Turns out, people couldn’t believe that someone could possibly be that nice and that helpful. Disbelief turned to suspicion and before you know it, a plot had surfaced that fingered me as a “snake” whose mission it was to ingratiate myself among the staff and then report back to school headquarters about what was really going down. Seriously.
I was flattered really. However, my somewhat unrealistic dream of becoming an undercover agent has been shattered. Although I must admit I had been reconsidering ever since I discovered that to be a spy you have to carry a loaded weapon at all times and actually be willing to use it. I suppose it wasn’t meant to be.
But now that I am wise to the rumor I might as well use it to my advantage. I might ask my coworkers things like, “Are you really going to eat that cookie?” or even, “Are you sure you wouldn’t mind running those errands for me?” I could turn that fear upside down and get mine while the getting’s good.
Nah. Somehow being thought of as a double agent my coworkers is simply enough.
Deciding what you want to be when you grow up can be a daunting task. There are so many fascinating careers out there; doctor, poet, gardener, musician. How can anyone ever conclusively decide what they want to be? It’s not like choosing an outfit, or even an apartment, that you can change on a whim. It’s a choice that may affect whether or not you look back on your life with satisfaction, pride or even fondness. I think of both of my grandfathers who went to the same job with the same carpool for 30 years. They felt an obligation to support their family and their jobs, although not glamorous, seemed to make them happy enough. What do I want to do for the next 30 years? What about even the next 10? This summer maybe? I find it difficult to make an affirmative decision, though I am not a person who usually dodges a challenge or commitment.
It seems many of my generation feel the weight of this predicament.
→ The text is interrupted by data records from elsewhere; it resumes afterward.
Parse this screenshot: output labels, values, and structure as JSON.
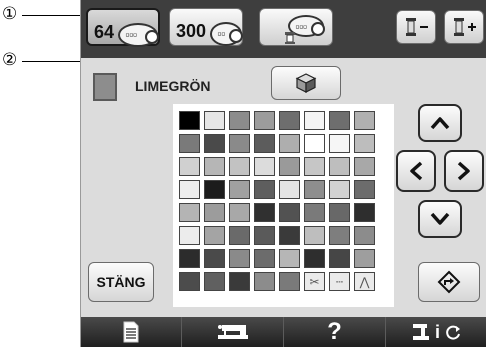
{
  "callouts": [
    "①",
    "②"
  ],
  "top_buttons": {
    "palette64": {
      "label": "64"
    },
    "palette300": {
      "label": "300"
    }
  },
  "current_color": {
    "name": "LIMEGRÖN",
    "color": "#8d8d8d"
  },
  "palette": {
    "rows": [
      [
        "#000000",
        "#e6e6e6",
        "#8c8c8c",
        "#9c9c9c",
        "#6e6e6e",
        "#f4f4f4",
        "#6e6e6e",
        "#b0b0b0"
      ],
      [
        "#7a7a7a",
        "#4a4a4a",
        "#8a8a8a",
        "#5c5c5c",
        "#aeaeae",
        "#ffffff",
        "#f6f6f6",
        "#bdbdbd"
      ],
      [
        "#d0d0d0",
        "#b6b6b6",
        "#c2c2c2",
        "#dcdcdc",
        "#9a9a9a",
        "#c6c6c6",
        "#bebebe",
        "#a8a8a8"
      ],
      [
        "#eeeeee",
        "#1c1c1c",
        "#a0a0a0",
        "#5e5e5e",
        "#e4e4e4",
        "#8e8e8e",
        "#d2d2d2",
        "#6c6c6c"
      ],
      [
        "#b4b4b4",
        "#9c9c9c",
        "#a8a8a8",
        "#303030",
        "#525252",
        "#7a7a7a",
        "#686868",
        "#2e2e2e"
      ],
      [
        "#ececec",
        "#a4a4a4",
        "#6a6a6a",
        "#5a5a5a",
        "#3a3a3a",
        "#bebebe",
        "#7e7e7e",
        "#8c8c8c"
      ],
      [
        "#2c2c2c",
        "#4a4a4a",
        "#8a8a8a",
        "#6c6c6c",
        "#b6b6b6",
        "#2e2e2e",
        "#464646",
        "#9e9e9e"
      ],
      [
        "#4c4c4c",
        "#606060",
        "#3a3a3a",
        "#8c8c8c",
        "#7a7a7a",
        "#c4c4c4",
        "#d6d6d6",
        "#ececec"
      ]
    ]
  },
  "buttons": {
    "close": "STÄNG"
  },
  "bottom": {
    "help": "?",
    "info": "i"
  }
}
We grew up hearing from our parents and teachers that we could be anything and anyone we wanted to be, if only we worked hard enough. So we carry the curse of knowing that we can and should be something great and satisfying. It almost seems as though it would be easier to know all you were going to do was paint cars for the rest of your life. It would be your lot and you could make the most of it. You could paint those cars better than anyone. But the idea of unlimited potential and the sky’s the limit is almost too much to swallow. I feel this burden of actually living up to my potential.
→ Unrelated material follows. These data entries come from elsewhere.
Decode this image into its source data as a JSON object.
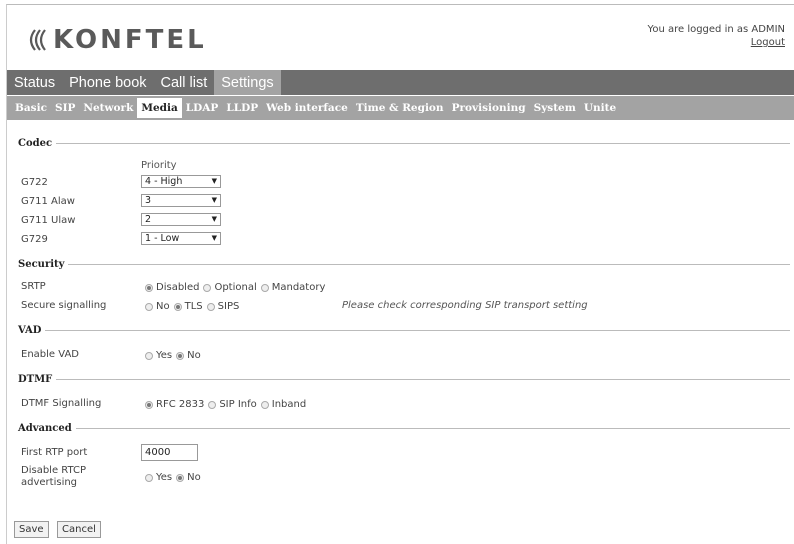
{
  "brand": {
    "logo_text": "KONFTEL"
  },
  "login": {
    "status": "You are logged in as ADMIN",
    "logout": "Logout"
  },
  "main_tabs": [
    {
      "label": "Status"
    },
    {
      "label": "Phone book"
    },
    {
      "label": "Call list"
    },
    {
      "label": "Settings",
      "active": true
    }
  ],
  "sub_tabs": [
    {
      "label": "Basic"
    },
    {
      "label": "SIP"
    },
    {
      "label": "Network"
    },
    {
      "label": "Media",
      "active": true
    },
    {
      "label": "LDAP"
    },
    {
      "label": "LLDP"
    },
    {
      "label": "Web interface"
    },
    {
      "label": "Time & Region"
    },
    {
      "label": "Provisioning"
    },
    {
      "label": "System"
    },
    {
      "label": "Unite"
    }
  ],
  "codec": {
    "title": "Codec",
    "priority_label": "Priority",
    "rows": [
      {
        "label": "G722",
        "value": "4 - High"
      },
      {
        "label": "G711 Alaw",
        "value": "3"
      },
      {
        "label": "G711 Ulaw",
        "value": "2"
      },
      {
        "label": "G729",
        "value": "1 - Low"
      }
    ]
  },
  "security": {
    "title": "Security",
    "srtp": {
      "label": "SRTP",
      "options": [
        "Disabled",
        "Optional",
        "Mandatory"
      ],
      "selected": "Disabled"
    },
    "signalling": {
      "label": "Secure signalling",
      "options": [
        "No",
        "TLS",
        "SIPS"
      ],
      "selected": "TLS",
      "note": "Please check corresponding SIP transport setting"
    }
  },
  "vad": {
    "title": "VAD",
    "enable": {
      "label": "Enable VAD",
      "options": [
        "Yes",
        "No"
      ],
      "selected": "No"
    }
  },
  "dtmf": {
    "title": "DTMF",
    "signalling": {
      "label": "DTMF Signalling",
      "options": [
        "RFC 2833",
        "SIP Info",
        "Inband"
      ],
      "selected": "RFC 2833"
    }
  },
  "advanced": {
    "title": "Advanced",
    "rtp_port": {
      "label": "First RTP port",
      "value": "4000"
    },
    "rtcp": {
      "label_line1": "Disable RTCP",
      "label_line2": "advertising",
      "options": [
        "Yes",
        "No"
      ],
      "selected": "No"
    }
  },
  "buttons": {
    "save": "Save",
    "cancel": "Cancel"
  }
}
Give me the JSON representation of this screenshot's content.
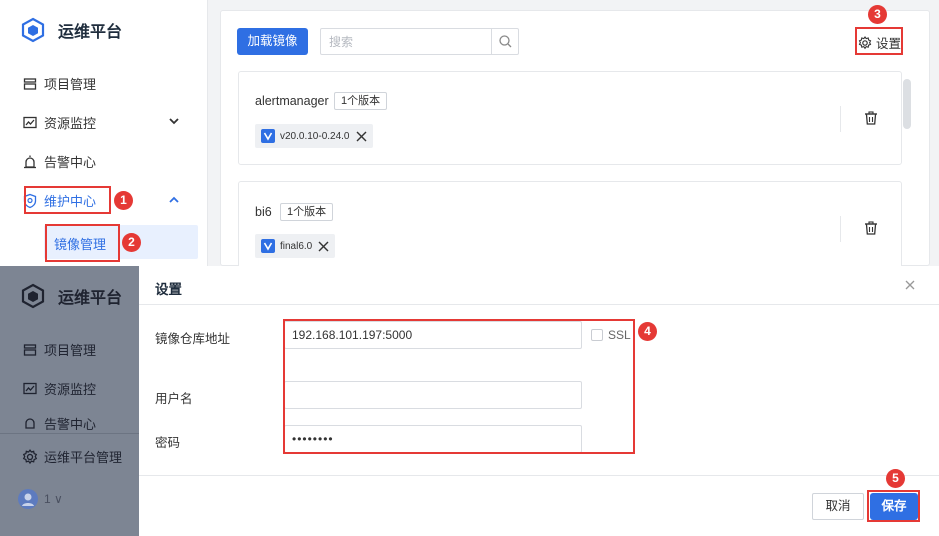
{
  "app": {
    "title": "运维平台"
  },
  "sidebar": {
    "items": [
      {
        "label": "项目管理",
        "icon": "layers-icon"
      },
      {
        "label": "资源监控",
        "icon": "monitor-chart-icon"
      },
      {
        "label": "告警中心",
        "icon": "alarm-icon"
      },
      {
        "label": "维护中心",
        "icon": "shield-maintenance-icon"
      }
    ],
    "sub_items": [
      {
        "label": "镜像管理"
      }
    ],
    "bottom_item": {
      "label": "运维平台管理",
      "icon": "gear-icon"
    },
    "user": {
      "text": "1 ∨"
    }
  },
  "toolbar": {
    "load_button": "加载镜像",
    "search_placeholder": "搜索",
    "settings_label": "设置"
  },
  "images": [
    {
      "name": "alertmanager",
      "version_count": "1个版本",
      "tags": [
        "v20.0.10-0.24.0"
      ]
    },
    {
      "name": "bi6",
      "version_count": "1个版本",
      "tags": [
        "final6.0"
      ]
    }
  ],
  "dialog": {
    "title": "设置",
    "fields": {
      "registry_label": "镜像仓库地址",
      "registry_value": "192.168.101.197:5000",
      "ssl_label": "SSL",
      "ssl_checked": false,
      "username_label": "用户名",
      "username_value": "",
      "password_label": "密码",
      "password_value": "••••••••"
    },
    "cancel_button": "取消",
    "save_button": "保存"
  },
  "annotations": [
    "1",
    "2",
    "3",
    "4",
    "5"
  ],
  "colors": {
    "primary": "#2f6fe3",
    "annotation_red": "#e53935",
    "overlay_sidebar": "#7d8593"
  }
}
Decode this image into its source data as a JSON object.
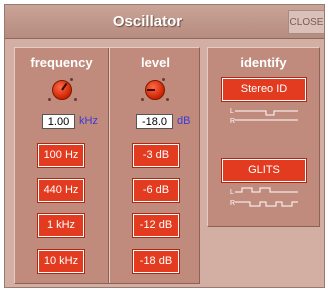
{
  "window": {
    "title": "Oscillator",
    "close_label": "CLOSE"
  },
  "frequency": {
    "heading": "frequency",
    "value": "1.00",
    "unit": "kHz",
    "presets": [
      "100 Hz",
      "440 Hz",
      "1 kHz",
      "10 kHz"
    ]
  },
  "level": {
    "heading": "level",
    "value": "-18.0",
    "unit": "dB",
    "presets": [
      "-3 dB",
      "-6 dB",
      "-12 dB",
      "-18 dB"
    ]
  },
  "identify": {
    "heading": "identify",
    "stereo_id_label": "Stereo ID",
    "glits_label": "GLITS",
    "channel_left": "L",
    "channel_right": "R"
  },
  "colors": {
    "accent": "#e33b20",
    "panel": "#c08b7c",
    "background": "#d2aea3",
    "unit_text": "#3a3ad6"
  }
}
I have this T-shirt that I’ve worn for years and that my husband finds adorable somehow. It has Margaret from Dennis the Menace boldly pronouncing,
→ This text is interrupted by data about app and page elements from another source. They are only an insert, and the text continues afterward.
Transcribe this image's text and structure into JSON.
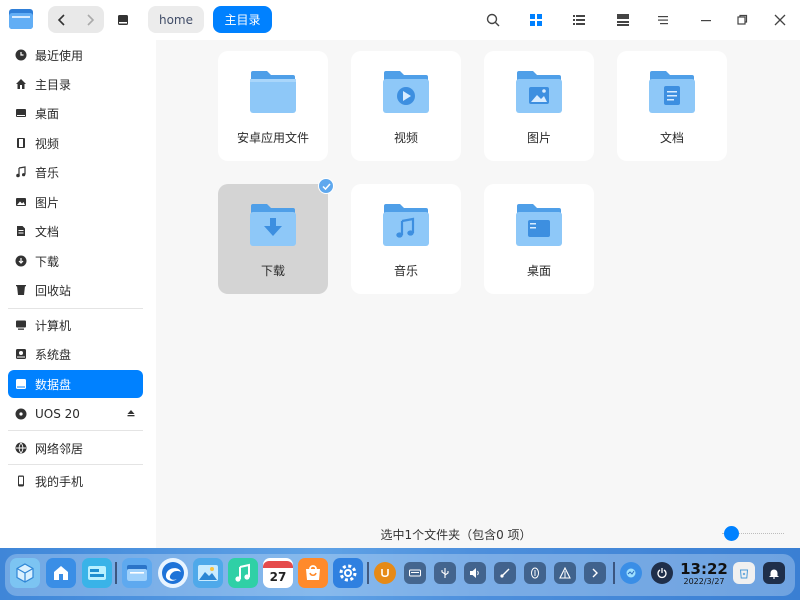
{
  "titlebar": {
    "breadcrumb_home": "home",
    "breadcrumb_current": "主目录"
  },
  "sidebar": {
    "items": [
      {
        "label": "最近使用",
        "icon": "clock-icon"
      },
      {
        "label": "主目录",
        "icon": "home-icon"
      },
      {
        "label": "桌面",
        "icon": "desktop-icon"
      },
      {
        "label": "视频",
        "icon": "film-icon"
      },
      {
        "label": "音乐",
        "icon": "music-icon"
      },
      {
        "label": "图片",
        "icon": "image-icon"
      },
      {
        "label": "文档",
        "icon": "document-icon"
      },
      {
        "label": "下载",
        "icon": "download-icon"
      },
      {
        "label": "回收站",
        "icon": "trash-icon"
      },
      {
        "label": "计算机",
        "icon": "computer-icon"
      },
      {
        "label": "系统盘",
        "icon": "disk-icon"
      },
      {
        "label": "数据盘",
        "icon": "disk-icon",
        "active": true
      },
      {
        "label": "UOS 20",
        "icon": "optical-disc-icon"
      },
      {
        "label": "网络邻居",
        "icon": "network-icon"
      },
      {
        "label": "我的手机",
        "icon": "phone-icon"
      }
    ]
  },
  "files": [
    {
      "label": "安卓应用文件",
      "emblem": "none"
    },
    {
      "label": "视频",
      "emblem": "play"
    },
    {
      "label": "图片",
      "emblem": "image"
    },
    {
      "label": "文档",
      "emblem": "document"
    },
    {
      "label": "下载",
      "emblem": "download",
      "selected": true
    },
    {
      "label": "音乐",
      "emblem": "music"
    },
    {
      "label": "桌面",
      "emblem": "desktop"
    }
  ],
  "status": {
    "text": "选中1个文件夹（包含0 项）"
  },
  "dock": {
    "time": "13:22",
    "date": "2022/3/27",
    "calendar_day": "27"
  },
  "colors": {
    "accent": "#0081ff",
    "folder_light": "#8ec8f8",
    "folder_dark": "#4f9fe8"
  }
}
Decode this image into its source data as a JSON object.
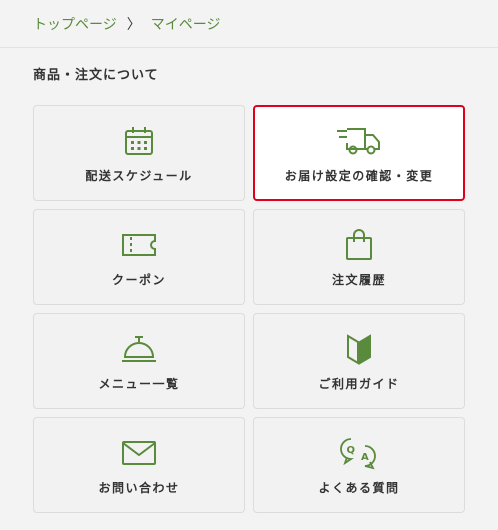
{
  "breadcrumb": {
    "home": "トップページ",
    "separator": "〉",
    "current": "マイページ"
  },
  "section": {
    "title": "商品・注文について"
  },
  "menu": {
    "items": [
      {
        "label": "配送スケジュール",
        "icon": "calendar-icon"
      },
      {
        "label": "お届け設定の確認・変更",
        "icon": "truck-icon"
      },
      {
        "label": "クーポン",
        "icon": "coupon-icon"
      },
      {
        "label": "注文履歴",
        "icon": "shopping-bag-icon"
      },
      {
        "label": "メニュー一覧",
        "icon": "service-bell-icon"
      },
      {
        "label": "ご利用ガイド",
        "icon": "guide-book-icon"
      },
      {
        "label": "お問い合わせ",
        "icon": "mail-icon"
      },
      {
        "label": "よくある質問",
        "icon": "qa-bubble-icon"
      }
    ]
  },
  "colors": {
    "accent": "#5a8a3c",
    "highlight_border": "#e0001b"
  }
}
“Someday, a woman will be president!”I suppose it is that idea that I find overwhelming at times. I think of Gandhi, Martin Luther King, Harriet Tubman. Born of little and yet the way they lived changed the world. I aspire of this lofty goal and I think that what I finally choose to be when I grow up will be the opportunity for that change. Perhaps, someday, it will.